**Interface dataset entries:**
----

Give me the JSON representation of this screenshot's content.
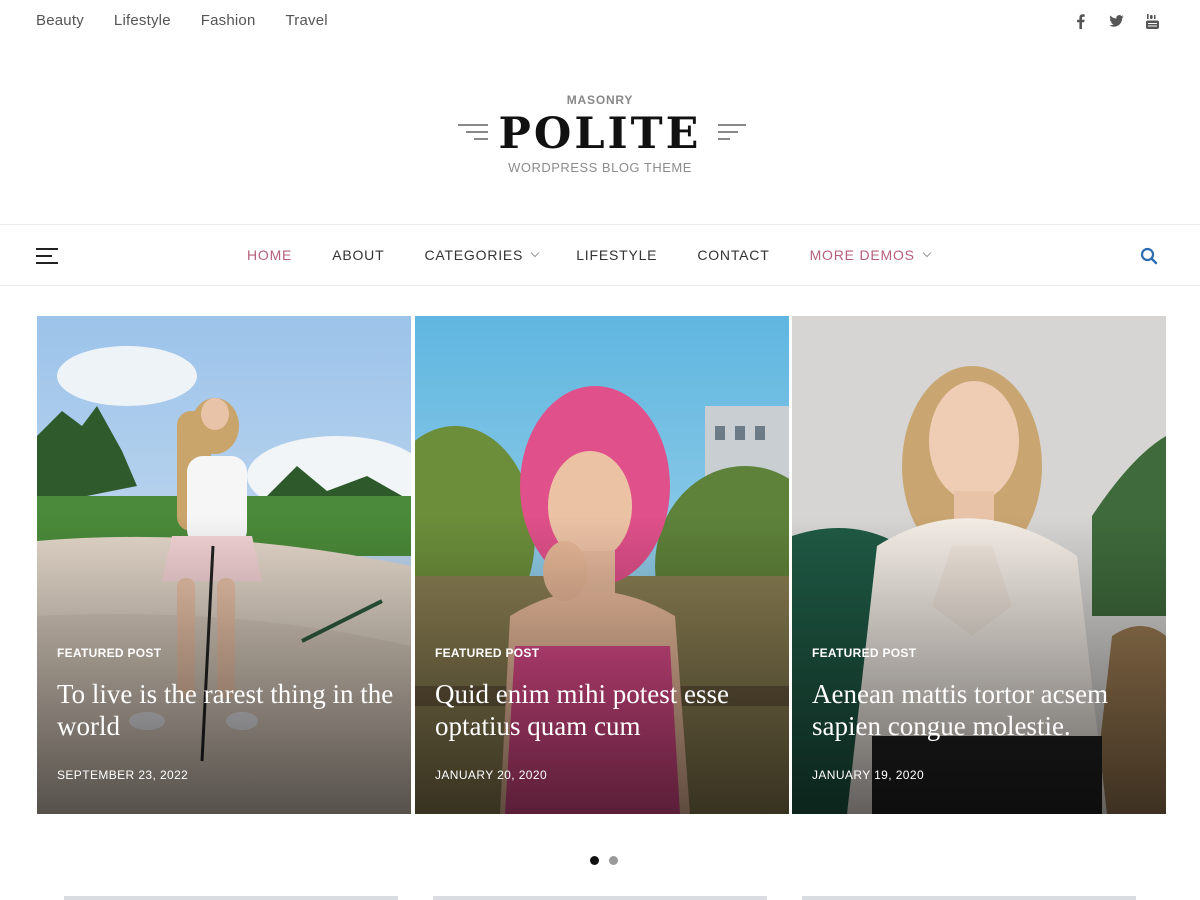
{
  "topbar": {
    "categories": [
      "Beauty",
      "Lifestyle",
      "Fashion",
      "Travel"
    ],
    "social": [
      "facebook-icon",
      "twitter-icon",
      "youtube-icon"
    ]
  },
  "logo": {
    "tagline": "MASONRY",
    "title": "POLITE",
    "subtitle": "WORDPRESS BLOG THEME"
  },
  "nav": {
    "items": [
      {
        "label": "HOME",
        "state": "active"
      },
      {
        "label": "ABOUT"
      },
      {
        "label": "CATEGORIES",
        "dropdown": true
      },
      {
        "label": "LIFESTYLE"
      },
      {
        "label": "CONTACT"
      },
      {
        "label": "MORE DEMOS",
        "dropdown": true,
        "state": "accent"
      }
    ],
    "search_icon": "search-icon",
    "menu_icon": "hamburger-menu-icon"
  },
  "slides": [
    {
      "label": "FEATURED POST",
      "title": "To live is the rarest thing in the world",
      "date": "SEPTEMBER 23, 2022"
    },
    {
      "label": "FEATURED POST",
      "title": "Quid enim mihi potest esse optatius quam cum",
      "date": "JANUARY 20, 2020"
    },
    {
      "label": "FEATURED POST",
      "title": "Aenean mattis tortor acsem sapien congue molestie.",
      "date": "JANUARY 19, 2020"
    }
  ],
  "pagination": {
    "pages": 2,
    "active": 1
  },
  "colors": {
    "accent": "#b5607a",
    "search": "#2b6cb0",
    "text": "#333333"
  }
}
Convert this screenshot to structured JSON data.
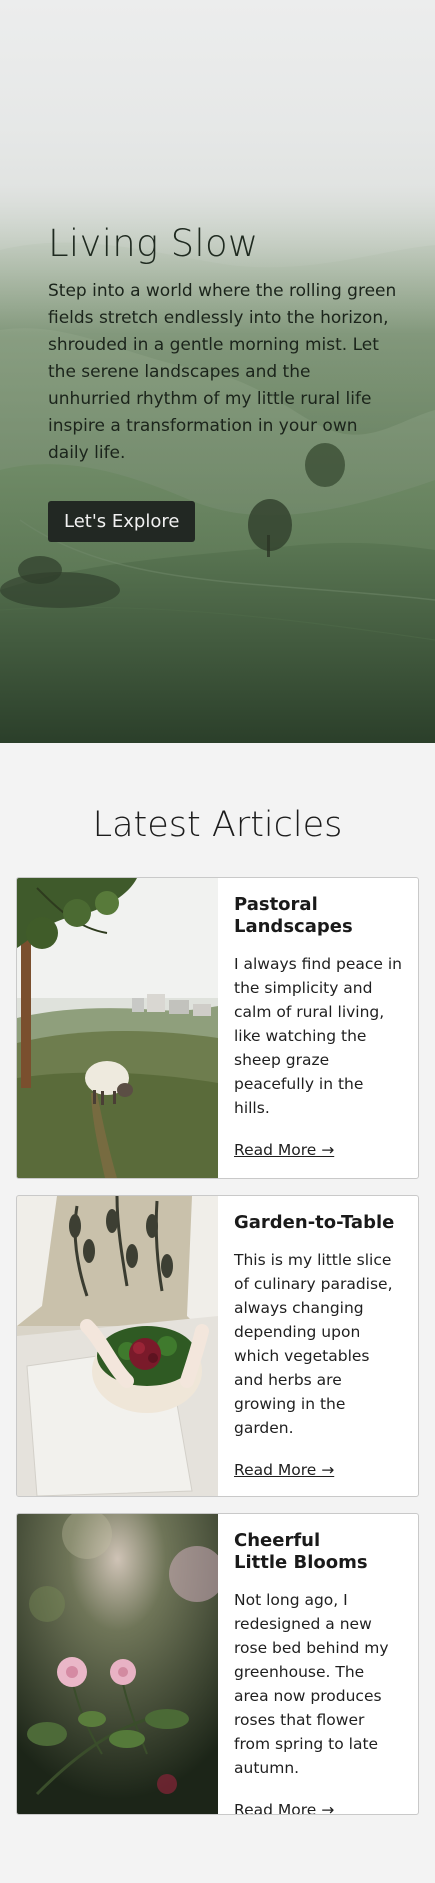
{
  "hero": {
    "title": "Living Slow",
    "text": "Step into a world where the rolling green fields stretch endlessly into the horizon, shrouded in a gentle morning mist. Let the serene landscapes and the unhurried rhythm of my little rural life inspire a transformation in your own daily life.",
    "button_label": "Let's Explore"
  },
  "articles": {
    "section_title": "Latest Articles",
    "items": [
      {
        "title": "Pastoral\nLandscapes",
        "text": "I always find peace in the simplicity and calm of rural living, like watching the sheep graze peacefully in the hills.",
        "link_label": "Read More →",
        "image": "sheep-grazing-photo"
      },
      {
        "title": "Garden-to-Table",
        "text": "This is my little slice of culinary paradise, always changing depending upon which vegetables and herbs are growing in the garden.",
        "link_label": "Read More →",
        "image": "salad-bowl-photo"
      },
      {
        "title": "Cheerful\nLittle Blooms",
        "text": "Not long ago, I redesigned a new rose bed behind my greenhouse. The area now produces roses that flower from spring to late autumn.",
        "link_label": "Read More →",
        "image": "pink-roses-photo"
      }
    ]
  },
  "colors": {
    "page_background": "#f3f3f3",
    "button_background": "#222823",
    "card_background": "#ffffff"
  }
}
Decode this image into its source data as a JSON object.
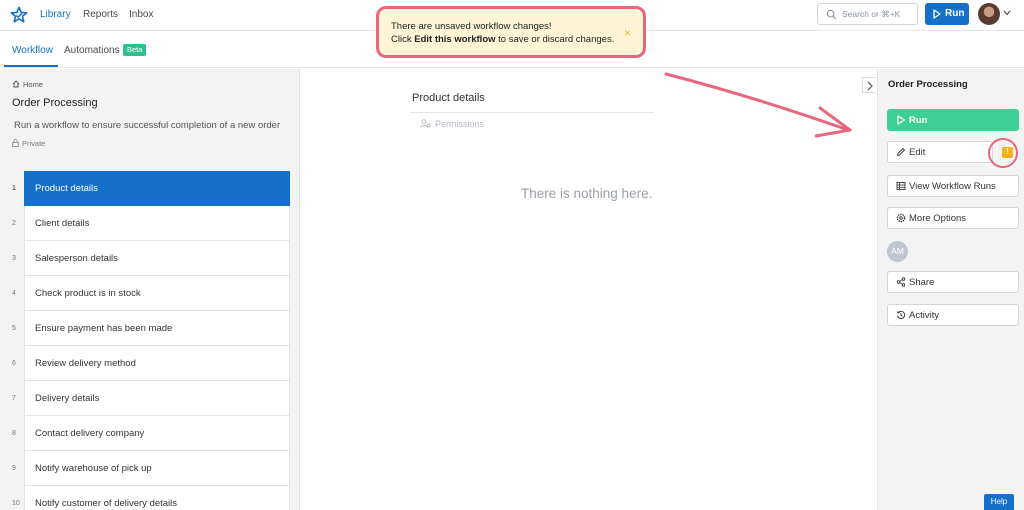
{
  "topbar": {
    "nav": [
      "Library",
      "Reports",
      "Inbox"
    ],
    "search_placeholder": "Search or ⌘+K",
    "run_label": "Run"
  },
  "subbar": {
    "tabs": [
      "Workflow",
      "Automations"
    ],
    "beta_label": "Beta"
  },
  "toast": {
    "line1": "There are unsaved workflow changes!",
    "line2_pre": "Click ",
    "line2_bold": "Edit this workflow",
    "line2_post": " to save or discard changes.",
    "close_glyph": "×"
  },
  "left": {
    "breadcrumb": "Home",
    "title": "Order Processing",
    "description": "Run a workflow to ensure successful completion of a new order",
    "visibility": "Private",
    "steps": [
      {
        "num": "1",
        "label": "Product details"
      },
      {
        "num": "2",
        "label": "Client details"
      },
      {
        "num": "3",
        "label": "Salesperson details"
      },
      {
        "num": "4",
        "label": "Check product is in stock"
      },
      {
        "num": "5",
        "label": "Ensure payment has been made"
      },
      {
        "num": "6",
        "label": "Review delivery method"
      },
      {
        "num": "7",
        "label": "Delivery details"
      },
      {
        "num": "8",
        "label": "Contact delivery company"
      },
      {
        "num": "9",
        "label": "Notify warehouse of pick up"
      },
      {
        "num": "10",
        "label": "Notify customer of delivery details"
      }
    ],
    "active_step": 0
  },
  "center": {
    "title": "Product details",
    "permissions": "Permissions",
    "empty": "There is nothing here."
  },
  "right": {
    "title": "Order Processing",
    "run": "Run",
    "edit": "Edit",
    "edit_badge": "!",
    "view_runs": "View Workflow Runs",
    "more": "More Options",
    "avatar_initials": "AM",
    "share": "Share",
    "activity": "Activity"
  },
  "help": "Help",
  "colors": {
    "accent": "#1470c8",
    "run_green": "#3ecf96",
    "annotation_pink": "#e8677d",
    "warning": "#f5b21b"
  }
}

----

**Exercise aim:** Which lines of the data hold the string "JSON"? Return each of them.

**Task response:**
Give me the JSON representation of this screenshot's content.
Convert this screenshot to structured JSON data.
Decode this image into its source data as a JSON object.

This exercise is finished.